## Directions
Within the listing below, please show every line carrying the string "JSON".

## Stored data
========================

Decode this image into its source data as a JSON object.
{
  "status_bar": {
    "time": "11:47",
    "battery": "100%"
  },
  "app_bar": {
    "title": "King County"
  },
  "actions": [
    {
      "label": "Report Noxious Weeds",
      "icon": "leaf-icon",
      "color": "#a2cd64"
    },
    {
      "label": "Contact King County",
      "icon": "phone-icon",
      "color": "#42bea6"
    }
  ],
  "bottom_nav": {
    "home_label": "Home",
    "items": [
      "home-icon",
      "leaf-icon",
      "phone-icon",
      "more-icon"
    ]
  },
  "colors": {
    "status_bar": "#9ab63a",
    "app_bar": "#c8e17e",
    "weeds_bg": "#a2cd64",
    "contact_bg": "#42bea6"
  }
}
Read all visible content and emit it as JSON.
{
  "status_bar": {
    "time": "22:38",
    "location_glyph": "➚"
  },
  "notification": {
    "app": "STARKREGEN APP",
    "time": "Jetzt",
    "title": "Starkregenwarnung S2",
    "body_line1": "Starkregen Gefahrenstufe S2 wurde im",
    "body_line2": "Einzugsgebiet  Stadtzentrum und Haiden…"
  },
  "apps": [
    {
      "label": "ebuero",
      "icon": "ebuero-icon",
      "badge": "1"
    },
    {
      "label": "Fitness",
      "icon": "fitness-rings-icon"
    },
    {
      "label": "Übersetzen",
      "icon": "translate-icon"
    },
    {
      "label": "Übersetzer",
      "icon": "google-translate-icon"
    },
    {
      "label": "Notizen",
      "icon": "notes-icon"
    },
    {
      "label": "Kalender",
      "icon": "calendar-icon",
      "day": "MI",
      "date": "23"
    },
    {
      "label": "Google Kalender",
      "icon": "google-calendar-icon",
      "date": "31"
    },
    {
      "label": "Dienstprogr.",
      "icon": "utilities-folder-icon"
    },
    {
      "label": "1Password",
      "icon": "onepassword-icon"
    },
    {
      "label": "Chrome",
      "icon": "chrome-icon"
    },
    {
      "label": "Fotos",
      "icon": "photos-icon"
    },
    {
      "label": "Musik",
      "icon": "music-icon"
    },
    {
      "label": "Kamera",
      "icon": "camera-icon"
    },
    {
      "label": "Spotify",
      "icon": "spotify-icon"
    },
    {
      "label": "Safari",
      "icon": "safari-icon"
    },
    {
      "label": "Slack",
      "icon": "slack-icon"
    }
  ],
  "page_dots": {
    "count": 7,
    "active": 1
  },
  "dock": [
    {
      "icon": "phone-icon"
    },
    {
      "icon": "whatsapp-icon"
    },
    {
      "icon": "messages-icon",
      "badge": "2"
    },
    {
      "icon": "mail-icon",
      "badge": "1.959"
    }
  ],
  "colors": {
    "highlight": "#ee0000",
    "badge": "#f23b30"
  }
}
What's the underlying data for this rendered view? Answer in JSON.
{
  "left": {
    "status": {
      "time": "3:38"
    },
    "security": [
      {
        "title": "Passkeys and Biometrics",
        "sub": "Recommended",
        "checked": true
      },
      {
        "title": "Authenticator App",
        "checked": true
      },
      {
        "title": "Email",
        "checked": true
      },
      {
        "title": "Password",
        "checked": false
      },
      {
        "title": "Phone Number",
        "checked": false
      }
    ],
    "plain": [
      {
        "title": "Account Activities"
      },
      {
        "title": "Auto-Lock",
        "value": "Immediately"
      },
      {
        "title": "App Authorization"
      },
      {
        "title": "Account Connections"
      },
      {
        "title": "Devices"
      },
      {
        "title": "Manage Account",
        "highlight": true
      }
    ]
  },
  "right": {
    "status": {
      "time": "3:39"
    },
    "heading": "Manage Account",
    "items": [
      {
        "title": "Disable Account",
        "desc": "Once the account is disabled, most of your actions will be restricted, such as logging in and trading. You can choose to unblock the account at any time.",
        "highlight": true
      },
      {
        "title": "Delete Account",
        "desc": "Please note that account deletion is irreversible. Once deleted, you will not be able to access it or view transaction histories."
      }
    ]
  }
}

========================

## Problem solution
Decode this image into its source data as a JSON object.
Read all visible content and emit it as JSON.
What's the underlying data for this rendered view? Answer in JSON.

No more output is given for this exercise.